Home > Public Events & Education > Conversations > Conversations 2015 > Should a Christian Be Elected President?
Oct  2015 07
Should a Christian Be Elected President?

These days, some politicians and other leaders are questioning the fitness of Muslims to be citizens or to be elected officials. There is also a shadow assumption that, since all of the U.S. presidents have been oriented toward Christianity (whether actual believers or adherents), a Christian president is no problem.

Well, I don’t believe a president who is a Christian is necessarily “no problem.”

No, I am not siding with radical atheists who treat religion with the same categories used by fundamentalists: either one is all in and talks and acts like a fundamentalist, or one is not a real believer. (As a progressive Christian, I am often treated by atheists as an anomaly or as a heretic.)

Nor am I questioning the wisdom and rightness of Article VI of the Constitution of the U.S.—“…no religious Test shall ever be required as a Qualification to any Office or public Trust under the United States.”

I am not backing some kind of public test of a candidate’s orthodoxy. But neither am I willing to give any “Christian” candidate a pass on her or his faith. I would rather know about a candidate’s beliefs that might affect how he or she governs.

A famous example is not from a president but from a Secretary of the Interior. James Watt served in the Reagan administration. He believed in an imminent Second Coming.

What if he linked that belief to a practice of exploiting natural resources with abandon; if Jesus is coming soon, environmental stewardship maybe unimportant. (In fairness to Mr. Watt, he did not explicitly make that link, although some members of the media implied the link from his actions.)

Have you heard of dominionism? This is a radical form of Christianity that, while relatively small in number of true-believer adherents, pushes a broader set of Christian claims to their logical extremes.

Dominionists support theocracy over democracy, believe that the U.S. must act as a vehicle of evangelism for Jesus Christ, have strategies to dominate every sector of society, and have supported creating and enforcing laws based on Old Testament texts to stone adulterers and disobedient children.

Some critics claim that many military commanders are dominionists. (The Air Force used biblical texts from apocalyptic books to train missile silo personnel, until the training was exposed.)

The law school that began at Oral Roberts University and was moved to Regent University was a dominionist-oriented school (law is one of the sectors that must be dominated); former presidential candidate Michelle Bachmann is a graduate. One might sniff out dominionist leanings in some recent acts of “civil disobedience” in regard to same sex marriage.

To use a phrase from the pragmatist philosopher William James, what is the “cash value,” the experiential difference that a belief makes?

In terms of candidates for public office, I think it is legitimate for the public to know any belief, religious or otherwise, a candidate holds that has “cash value” in regard to public policy.

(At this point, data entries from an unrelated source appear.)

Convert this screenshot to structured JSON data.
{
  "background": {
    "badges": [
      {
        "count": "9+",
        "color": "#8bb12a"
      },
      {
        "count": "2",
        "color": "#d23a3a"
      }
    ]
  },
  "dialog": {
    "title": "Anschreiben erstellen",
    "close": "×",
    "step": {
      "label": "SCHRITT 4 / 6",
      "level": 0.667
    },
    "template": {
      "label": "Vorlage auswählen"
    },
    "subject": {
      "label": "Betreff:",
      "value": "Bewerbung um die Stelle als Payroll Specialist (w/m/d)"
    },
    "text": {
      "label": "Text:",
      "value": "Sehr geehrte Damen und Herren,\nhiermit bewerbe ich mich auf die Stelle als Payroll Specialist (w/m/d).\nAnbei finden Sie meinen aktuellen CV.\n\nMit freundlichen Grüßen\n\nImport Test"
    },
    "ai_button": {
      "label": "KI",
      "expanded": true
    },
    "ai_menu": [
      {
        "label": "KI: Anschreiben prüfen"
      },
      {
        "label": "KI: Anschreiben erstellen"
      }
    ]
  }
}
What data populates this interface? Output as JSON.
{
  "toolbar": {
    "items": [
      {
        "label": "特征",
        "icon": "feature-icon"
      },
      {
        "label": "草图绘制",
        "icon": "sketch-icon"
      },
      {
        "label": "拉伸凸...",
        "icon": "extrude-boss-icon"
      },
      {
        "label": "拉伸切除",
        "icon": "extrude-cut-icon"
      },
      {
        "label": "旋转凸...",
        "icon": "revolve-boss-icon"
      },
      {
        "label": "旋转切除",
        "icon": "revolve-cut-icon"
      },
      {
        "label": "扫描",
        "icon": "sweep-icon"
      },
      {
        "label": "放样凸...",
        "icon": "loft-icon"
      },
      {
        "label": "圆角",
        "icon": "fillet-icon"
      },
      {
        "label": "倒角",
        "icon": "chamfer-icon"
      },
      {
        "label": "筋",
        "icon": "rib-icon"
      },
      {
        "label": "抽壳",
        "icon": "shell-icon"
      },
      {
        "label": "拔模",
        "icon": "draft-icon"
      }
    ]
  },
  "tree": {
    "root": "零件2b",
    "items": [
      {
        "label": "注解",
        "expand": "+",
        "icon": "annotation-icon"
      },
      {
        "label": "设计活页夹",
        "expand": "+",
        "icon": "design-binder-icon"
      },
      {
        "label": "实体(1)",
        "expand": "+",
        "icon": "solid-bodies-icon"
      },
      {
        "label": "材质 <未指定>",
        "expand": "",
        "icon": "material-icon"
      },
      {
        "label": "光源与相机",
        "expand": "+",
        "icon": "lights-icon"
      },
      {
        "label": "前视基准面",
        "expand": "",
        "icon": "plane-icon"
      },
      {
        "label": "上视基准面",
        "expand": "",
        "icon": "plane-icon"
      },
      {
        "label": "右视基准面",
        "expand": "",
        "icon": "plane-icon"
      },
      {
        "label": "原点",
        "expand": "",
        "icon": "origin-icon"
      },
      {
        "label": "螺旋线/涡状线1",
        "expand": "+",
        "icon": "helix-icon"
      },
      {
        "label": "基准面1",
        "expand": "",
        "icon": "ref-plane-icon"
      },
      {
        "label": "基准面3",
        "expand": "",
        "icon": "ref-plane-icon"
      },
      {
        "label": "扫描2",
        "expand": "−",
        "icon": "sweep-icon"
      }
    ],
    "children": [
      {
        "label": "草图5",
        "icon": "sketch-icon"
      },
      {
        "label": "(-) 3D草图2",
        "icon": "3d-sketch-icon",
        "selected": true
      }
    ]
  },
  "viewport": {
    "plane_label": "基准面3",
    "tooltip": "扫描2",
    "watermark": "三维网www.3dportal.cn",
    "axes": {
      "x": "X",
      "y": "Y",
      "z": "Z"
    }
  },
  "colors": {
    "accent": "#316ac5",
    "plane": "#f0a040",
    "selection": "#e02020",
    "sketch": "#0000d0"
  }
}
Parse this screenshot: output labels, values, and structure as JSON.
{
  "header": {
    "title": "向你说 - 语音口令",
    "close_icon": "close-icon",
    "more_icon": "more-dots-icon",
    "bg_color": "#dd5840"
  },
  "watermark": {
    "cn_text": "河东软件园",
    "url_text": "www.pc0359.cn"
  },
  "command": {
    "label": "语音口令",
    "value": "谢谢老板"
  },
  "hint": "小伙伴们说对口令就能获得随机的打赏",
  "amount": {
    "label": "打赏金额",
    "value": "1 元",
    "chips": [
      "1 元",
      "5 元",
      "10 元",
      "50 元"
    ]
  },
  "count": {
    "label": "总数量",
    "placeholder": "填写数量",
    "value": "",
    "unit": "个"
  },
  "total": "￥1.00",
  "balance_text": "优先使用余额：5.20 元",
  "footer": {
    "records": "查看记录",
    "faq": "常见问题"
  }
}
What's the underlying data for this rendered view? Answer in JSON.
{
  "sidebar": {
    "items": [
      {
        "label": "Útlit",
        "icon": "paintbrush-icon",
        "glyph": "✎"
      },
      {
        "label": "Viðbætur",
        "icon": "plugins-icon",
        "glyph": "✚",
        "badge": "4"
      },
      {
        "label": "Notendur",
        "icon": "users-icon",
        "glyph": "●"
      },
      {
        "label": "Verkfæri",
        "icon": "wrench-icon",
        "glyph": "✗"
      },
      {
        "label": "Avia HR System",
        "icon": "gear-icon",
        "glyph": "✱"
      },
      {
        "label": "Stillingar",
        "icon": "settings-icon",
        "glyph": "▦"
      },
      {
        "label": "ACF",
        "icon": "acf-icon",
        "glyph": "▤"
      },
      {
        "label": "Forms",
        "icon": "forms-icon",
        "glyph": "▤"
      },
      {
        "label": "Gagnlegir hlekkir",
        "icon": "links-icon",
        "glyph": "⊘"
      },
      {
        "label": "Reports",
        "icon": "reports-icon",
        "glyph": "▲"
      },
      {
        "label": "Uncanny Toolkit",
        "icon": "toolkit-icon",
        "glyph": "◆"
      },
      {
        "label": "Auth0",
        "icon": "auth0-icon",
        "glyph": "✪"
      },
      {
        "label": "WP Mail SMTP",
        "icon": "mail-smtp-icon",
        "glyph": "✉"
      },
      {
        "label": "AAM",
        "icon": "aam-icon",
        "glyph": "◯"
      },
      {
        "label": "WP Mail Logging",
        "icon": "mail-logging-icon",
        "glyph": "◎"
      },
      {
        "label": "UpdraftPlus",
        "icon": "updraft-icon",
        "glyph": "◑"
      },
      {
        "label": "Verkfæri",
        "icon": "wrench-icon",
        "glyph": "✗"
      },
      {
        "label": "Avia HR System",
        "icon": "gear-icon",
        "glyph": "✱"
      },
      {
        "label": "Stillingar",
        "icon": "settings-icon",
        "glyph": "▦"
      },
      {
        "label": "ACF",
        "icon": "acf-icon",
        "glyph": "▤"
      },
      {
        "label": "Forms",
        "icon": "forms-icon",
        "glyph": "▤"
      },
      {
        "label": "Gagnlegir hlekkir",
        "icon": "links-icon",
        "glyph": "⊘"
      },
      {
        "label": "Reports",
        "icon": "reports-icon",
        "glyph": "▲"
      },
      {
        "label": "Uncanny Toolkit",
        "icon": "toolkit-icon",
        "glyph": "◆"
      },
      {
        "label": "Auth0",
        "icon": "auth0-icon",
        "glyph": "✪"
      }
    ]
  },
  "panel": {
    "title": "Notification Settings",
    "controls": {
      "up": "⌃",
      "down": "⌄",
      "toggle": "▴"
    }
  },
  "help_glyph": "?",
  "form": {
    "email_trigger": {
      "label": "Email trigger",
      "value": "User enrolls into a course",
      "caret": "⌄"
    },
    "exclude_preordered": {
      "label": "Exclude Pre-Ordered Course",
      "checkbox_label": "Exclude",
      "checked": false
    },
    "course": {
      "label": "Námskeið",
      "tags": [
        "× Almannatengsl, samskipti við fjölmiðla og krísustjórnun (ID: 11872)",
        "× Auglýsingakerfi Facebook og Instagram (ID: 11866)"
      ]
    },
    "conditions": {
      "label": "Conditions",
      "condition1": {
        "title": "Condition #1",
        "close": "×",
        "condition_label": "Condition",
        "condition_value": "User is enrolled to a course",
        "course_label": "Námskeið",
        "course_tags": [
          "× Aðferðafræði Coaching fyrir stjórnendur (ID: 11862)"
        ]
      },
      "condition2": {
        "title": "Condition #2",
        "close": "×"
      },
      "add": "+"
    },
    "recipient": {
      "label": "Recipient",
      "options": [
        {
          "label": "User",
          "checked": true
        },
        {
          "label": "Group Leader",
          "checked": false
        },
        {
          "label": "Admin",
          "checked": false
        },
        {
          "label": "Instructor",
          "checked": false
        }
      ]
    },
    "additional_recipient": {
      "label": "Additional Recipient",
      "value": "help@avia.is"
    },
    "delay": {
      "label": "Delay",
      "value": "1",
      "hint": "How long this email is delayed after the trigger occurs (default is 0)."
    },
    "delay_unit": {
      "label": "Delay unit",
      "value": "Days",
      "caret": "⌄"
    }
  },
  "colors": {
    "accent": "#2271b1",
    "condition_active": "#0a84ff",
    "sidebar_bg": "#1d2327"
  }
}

I do not want a president who wants to march Christian soldiers into battle, conquer the environment, criminalize the poor, punish wrongdoers with all the hell-on-earth humans can assemble, undermine messy democracy with a more tidy but enlightened and orthodox rule, or turn every opponent into an enemy.

Yet I can imagine a “Christian” candidate capable of all these actions.

Should a Christian be president?

My answer: it depends on what that person believes and how that person acts. And my answer would be the same regardless of the religion, or lack of religion, exhibited a candidate.

No religion is inherently compatible with a democratic republic that that requires an educated, moral populace and the protection of minority rights.

I want to know the cash-value of a candidate’s beliefs because, as a Christian and as a U.S. citizen, I want to judge whether that value squares with my commitments and with the “better angels” of the United States of America.


Browse more posts by: Gary Peluso-Verdend, Phillips Faculty
Phillips Theological Seminary offers Christian graduate theological education
in service of intelligent, just, and compassionate religious and civic communities. We welcome
students to a safe space for truth-seeking conversations about the Bible, Jesus, and faithful living.
Courses available on campus and online for certificate, diploma, MDiv, MAMC, MASJ, & MTS
programs, and on campus for the DMin program.

Phillips Theological Seminary

901 N. Mingo Road
Tulsa, OK 74116

p 918-610-8303
f 918-610-8404

Campus & Directions

Site content © 2005-18 Phillips Theological Seminary

The materials on this website are owned, held, or licensed by Phillips Theological Seminary and are available for personal, non-commercial, and educational use, provided Phillips is properly cited. Any commercial use of the materials, without the written permission by Phillips Theological Seminary, is strictly prohibited.

Site design, programming, and CMS © 2005-18 Verdend Interactive

Like PTS on Facebook
Follow PTS on Twitter
Subscribe to RSS and Podcasts